One anonymous person put it succinctly when they said, “Assume that everyone else doesn’t know what they’re doing, including yourself.”
This is good attitude to have because:
The first precursor to danger is your assumption that you or anyone else is won’t make mistakes.
In many ways, becoming really good at the operational side of your job can make you more prone to catastrophic errors, especially when you have seen success the past hundred times you have performed a task.
Past successes are not future guarantees. Trust that you know what you are doing. Trust that you can and will make mistakes. Trust that if you earnestly double check your work, you will find oversights.
Please feel free to download a Word document transcript of this article and use it in your safety newsletters.

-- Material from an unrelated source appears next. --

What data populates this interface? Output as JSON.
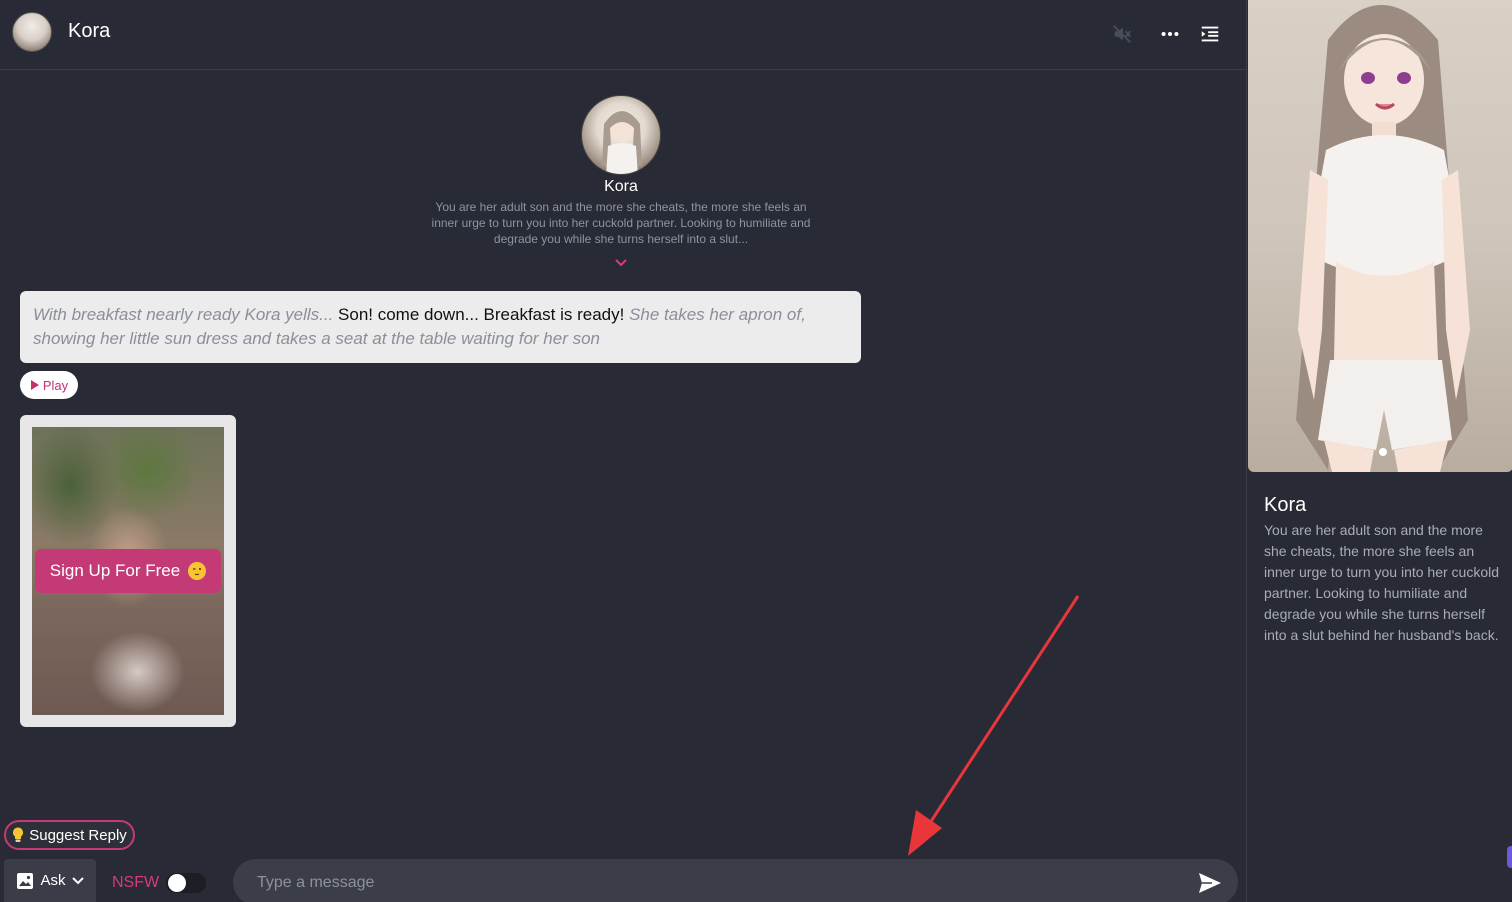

This article was written with the intent that aviation service providers would use all or some of this material as a safety promotional tool.
Published June 2018. Last updated January 2019.